Growth factors are a class of versatile regulatory peptides secreted by a variety of cells and regulate important functions such as cell division, proliferation, and migration. Despite their widespread application in the clinic, major challenges remain with the use of growth factors, such as short half-life, susceptibility to inactivation, and rapid dilution and metabolism if used topically. In recent years, notable progress has been made in the research of materials for sustained release of growth factors. The use of natural polymer materials and modification of existing inorganic and organic polymer materials have emerged as an area of intense research for sustained release carriers. Studies have shown that sustained release composite systems can avoid burst release and ensure gradual and stable release of growth factors within certain concentrations. Moreover, it is possible to improve controlled and site-specific drug delivery and therefore enhance the bioavailability of growth factors by harnessing the properties of polymer materials, such as biocompatibility and tissue targeting. This represents a new direction in the research of carriers for sustained release of growth factors.

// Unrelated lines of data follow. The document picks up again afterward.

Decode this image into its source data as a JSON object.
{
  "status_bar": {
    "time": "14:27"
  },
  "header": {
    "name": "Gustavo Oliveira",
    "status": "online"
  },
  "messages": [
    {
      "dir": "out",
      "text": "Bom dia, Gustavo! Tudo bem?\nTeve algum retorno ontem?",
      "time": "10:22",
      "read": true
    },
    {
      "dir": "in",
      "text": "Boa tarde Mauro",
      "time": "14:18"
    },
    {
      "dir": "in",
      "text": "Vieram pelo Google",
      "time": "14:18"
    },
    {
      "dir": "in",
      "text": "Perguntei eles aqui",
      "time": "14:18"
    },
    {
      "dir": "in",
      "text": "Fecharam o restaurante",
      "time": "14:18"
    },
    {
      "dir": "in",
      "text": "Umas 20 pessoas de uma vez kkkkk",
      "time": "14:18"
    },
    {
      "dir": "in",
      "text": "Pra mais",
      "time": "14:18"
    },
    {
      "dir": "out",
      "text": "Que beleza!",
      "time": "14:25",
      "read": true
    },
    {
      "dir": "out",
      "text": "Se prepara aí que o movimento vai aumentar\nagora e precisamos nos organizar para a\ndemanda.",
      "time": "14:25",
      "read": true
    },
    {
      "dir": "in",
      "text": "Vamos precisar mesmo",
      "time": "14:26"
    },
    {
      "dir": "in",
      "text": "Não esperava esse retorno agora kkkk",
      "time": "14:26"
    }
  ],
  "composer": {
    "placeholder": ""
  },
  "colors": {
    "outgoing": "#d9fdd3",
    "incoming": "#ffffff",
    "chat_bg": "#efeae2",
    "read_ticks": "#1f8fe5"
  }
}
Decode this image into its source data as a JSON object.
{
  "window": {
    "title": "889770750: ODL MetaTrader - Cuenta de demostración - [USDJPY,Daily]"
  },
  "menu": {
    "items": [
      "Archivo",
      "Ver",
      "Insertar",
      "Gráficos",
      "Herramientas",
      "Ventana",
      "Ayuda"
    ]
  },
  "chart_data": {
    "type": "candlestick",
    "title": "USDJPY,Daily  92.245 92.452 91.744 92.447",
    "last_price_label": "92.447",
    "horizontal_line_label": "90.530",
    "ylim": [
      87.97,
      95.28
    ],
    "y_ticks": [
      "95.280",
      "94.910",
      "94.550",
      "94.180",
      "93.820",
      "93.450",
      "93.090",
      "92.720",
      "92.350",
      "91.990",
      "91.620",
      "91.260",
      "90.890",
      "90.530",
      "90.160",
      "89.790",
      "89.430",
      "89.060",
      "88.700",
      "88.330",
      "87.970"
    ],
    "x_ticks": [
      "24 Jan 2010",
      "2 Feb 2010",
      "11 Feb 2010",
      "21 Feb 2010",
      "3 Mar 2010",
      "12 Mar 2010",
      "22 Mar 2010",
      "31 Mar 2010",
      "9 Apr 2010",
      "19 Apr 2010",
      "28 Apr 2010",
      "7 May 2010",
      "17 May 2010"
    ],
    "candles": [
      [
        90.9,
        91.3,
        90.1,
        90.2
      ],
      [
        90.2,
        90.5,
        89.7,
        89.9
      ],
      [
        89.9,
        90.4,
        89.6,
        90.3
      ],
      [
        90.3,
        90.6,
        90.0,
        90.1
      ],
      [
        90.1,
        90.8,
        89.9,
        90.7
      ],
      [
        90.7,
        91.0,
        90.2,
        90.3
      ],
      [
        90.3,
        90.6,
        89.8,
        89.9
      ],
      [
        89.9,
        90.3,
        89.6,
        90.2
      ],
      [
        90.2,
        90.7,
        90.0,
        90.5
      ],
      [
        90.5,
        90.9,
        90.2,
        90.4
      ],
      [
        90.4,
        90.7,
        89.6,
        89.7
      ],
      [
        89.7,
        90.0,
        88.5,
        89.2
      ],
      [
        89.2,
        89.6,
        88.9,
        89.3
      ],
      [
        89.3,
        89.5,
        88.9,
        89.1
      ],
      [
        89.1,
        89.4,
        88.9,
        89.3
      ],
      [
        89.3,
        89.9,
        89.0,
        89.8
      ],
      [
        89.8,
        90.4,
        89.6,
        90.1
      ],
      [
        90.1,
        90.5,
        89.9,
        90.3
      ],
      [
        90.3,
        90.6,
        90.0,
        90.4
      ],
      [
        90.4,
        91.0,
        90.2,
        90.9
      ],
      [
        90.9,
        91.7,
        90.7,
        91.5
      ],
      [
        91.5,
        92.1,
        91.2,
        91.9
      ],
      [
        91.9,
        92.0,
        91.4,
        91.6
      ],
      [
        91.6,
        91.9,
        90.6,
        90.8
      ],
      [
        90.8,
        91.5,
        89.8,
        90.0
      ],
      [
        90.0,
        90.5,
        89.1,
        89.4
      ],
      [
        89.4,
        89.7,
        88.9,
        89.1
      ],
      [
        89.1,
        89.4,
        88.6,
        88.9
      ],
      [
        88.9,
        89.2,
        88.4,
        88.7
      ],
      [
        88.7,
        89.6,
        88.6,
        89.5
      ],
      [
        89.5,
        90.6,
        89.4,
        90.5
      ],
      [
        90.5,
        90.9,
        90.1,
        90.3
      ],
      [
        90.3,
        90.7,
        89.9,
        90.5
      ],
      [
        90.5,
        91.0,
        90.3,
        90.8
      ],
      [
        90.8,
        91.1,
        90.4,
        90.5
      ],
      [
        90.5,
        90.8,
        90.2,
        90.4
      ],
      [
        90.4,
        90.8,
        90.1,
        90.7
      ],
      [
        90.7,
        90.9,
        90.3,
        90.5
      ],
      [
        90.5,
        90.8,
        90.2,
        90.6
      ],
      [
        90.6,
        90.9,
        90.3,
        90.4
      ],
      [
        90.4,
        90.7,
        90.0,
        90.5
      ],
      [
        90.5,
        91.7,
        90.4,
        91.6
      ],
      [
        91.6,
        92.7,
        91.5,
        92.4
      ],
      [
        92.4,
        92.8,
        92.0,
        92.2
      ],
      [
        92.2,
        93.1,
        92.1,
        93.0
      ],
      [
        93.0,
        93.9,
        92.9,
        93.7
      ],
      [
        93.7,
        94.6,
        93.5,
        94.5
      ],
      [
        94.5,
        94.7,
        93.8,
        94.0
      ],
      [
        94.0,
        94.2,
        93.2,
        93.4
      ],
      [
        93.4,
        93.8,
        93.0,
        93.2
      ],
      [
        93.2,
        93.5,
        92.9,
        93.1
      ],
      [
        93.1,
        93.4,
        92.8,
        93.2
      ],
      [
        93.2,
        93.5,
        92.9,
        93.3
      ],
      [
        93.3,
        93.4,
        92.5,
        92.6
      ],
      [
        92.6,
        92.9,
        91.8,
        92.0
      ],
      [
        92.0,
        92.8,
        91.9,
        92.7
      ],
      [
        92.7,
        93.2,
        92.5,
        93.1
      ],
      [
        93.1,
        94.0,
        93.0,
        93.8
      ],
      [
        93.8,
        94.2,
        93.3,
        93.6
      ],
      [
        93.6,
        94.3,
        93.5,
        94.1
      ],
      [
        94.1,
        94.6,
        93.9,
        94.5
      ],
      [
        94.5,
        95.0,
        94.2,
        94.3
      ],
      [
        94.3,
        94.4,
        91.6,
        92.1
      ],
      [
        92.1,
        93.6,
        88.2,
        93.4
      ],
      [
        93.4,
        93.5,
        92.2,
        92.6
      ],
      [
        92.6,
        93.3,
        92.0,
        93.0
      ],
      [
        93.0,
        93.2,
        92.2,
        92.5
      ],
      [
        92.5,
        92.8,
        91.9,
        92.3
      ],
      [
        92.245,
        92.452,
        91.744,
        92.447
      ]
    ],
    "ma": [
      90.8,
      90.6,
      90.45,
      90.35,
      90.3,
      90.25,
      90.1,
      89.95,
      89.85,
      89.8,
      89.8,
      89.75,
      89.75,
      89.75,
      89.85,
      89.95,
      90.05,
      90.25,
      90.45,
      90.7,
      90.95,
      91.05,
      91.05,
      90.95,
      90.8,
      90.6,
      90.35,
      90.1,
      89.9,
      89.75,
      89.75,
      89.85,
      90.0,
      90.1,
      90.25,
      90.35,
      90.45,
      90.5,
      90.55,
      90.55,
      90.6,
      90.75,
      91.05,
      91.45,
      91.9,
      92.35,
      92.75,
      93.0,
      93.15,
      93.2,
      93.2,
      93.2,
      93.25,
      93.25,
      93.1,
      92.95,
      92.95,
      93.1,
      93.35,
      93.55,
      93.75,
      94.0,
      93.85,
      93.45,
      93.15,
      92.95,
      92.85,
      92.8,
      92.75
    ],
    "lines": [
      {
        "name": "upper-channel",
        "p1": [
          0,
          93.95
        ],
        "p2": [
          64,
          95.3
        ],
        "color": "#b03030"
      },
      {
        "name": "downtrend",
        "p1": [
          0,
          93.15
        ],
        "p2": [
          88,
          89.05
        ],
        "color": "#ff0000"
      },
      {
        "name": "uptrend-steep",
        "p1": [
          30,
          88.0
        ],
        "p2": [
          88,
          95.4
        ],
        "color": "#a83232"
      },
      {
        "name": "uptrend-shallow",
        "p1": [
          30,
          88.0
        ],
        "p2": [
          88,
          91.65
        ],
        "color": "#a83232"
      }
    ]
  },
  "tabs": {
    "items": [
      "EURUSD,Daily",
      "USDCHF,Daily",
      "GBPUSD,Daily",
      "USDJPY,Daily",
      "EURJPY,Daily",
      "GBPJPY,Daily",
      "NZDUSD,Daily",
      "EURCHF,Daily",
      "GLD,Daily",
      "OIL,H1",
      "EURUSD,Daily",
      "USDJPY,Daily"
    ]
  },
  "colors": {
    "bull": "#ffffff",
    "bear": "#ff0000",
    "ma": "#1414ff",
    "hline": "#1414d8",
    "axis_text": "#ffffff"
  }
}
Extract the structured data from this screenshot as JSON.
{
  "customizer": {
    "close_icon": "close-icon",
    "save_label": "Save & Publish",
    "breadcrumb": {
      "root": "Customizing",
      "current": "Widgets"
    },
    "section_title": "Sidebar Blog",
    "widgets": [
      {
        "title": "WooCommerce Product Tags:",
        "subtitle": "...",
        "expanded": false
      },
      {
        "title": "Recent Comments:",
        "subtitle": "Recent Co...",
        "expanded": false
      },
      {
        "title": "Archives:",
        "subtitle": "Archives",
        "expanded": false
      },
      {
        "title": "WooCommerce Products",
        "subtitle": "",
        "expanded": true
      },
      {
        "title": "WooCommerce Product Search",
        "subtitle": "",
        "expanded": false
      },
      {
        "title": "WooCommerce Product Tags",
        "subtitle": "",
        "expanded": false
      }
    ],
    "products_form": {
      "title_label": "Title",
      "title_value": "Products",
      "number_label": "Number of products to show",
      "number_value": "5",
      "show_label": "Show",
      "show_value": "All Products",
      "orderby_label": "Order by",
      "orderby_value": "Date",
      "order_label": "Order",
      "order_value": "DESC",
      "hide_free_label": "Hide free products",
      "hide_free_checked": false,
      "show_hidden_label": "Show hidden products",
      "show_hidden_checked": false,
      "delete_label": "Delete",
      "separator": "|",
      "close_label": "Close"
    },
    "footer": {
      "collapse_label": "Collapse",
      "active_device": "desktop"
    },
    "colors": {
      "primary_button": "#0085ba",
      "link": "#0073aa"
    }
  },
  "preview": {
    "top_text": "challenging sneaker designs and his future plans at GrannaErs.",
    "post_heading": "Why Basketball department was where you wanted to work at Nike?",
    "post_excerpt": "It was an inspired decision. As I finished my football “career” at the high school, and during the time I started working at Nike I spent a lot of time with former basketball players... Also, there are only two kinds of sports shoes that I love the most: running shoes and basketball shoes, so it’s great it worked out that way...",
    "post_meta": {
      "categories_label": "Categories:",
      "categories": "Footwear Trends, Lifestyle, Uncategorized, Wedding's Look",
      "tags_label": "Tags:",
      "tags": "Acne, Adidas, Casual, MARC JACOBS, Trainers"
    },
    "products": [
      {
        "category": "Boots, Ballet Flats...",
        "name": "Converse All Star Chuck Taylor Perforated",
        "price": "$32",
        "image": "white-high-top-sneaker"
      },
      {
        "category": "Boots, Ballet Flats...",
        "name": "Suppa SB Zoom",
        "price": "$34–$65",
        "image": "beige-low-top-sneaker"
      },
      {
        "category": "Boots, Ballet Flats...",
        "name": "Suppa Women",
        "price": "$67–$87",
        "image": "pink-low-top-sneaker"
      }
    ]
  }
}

Conflict of Interests

The authors have declared that no competing interests exist.

Authors’ Contribution

Hai-yang Zhao and Jiang Wu had equal contribution and are designated as co-first authors.


This work was supported by Zhejiang Provincial Program for the Cultivation of High-level Innovative Health Talents (to Jian Xiao), the National Natural Science Foundation of China (81372112 and 81372064), and Zhejiang Provincial Natural Science Foundation of China (Y14H150023 and Q15E030015). The funders had no role in study design, data collection and analysis, the decision to publish, or preparation of the paper.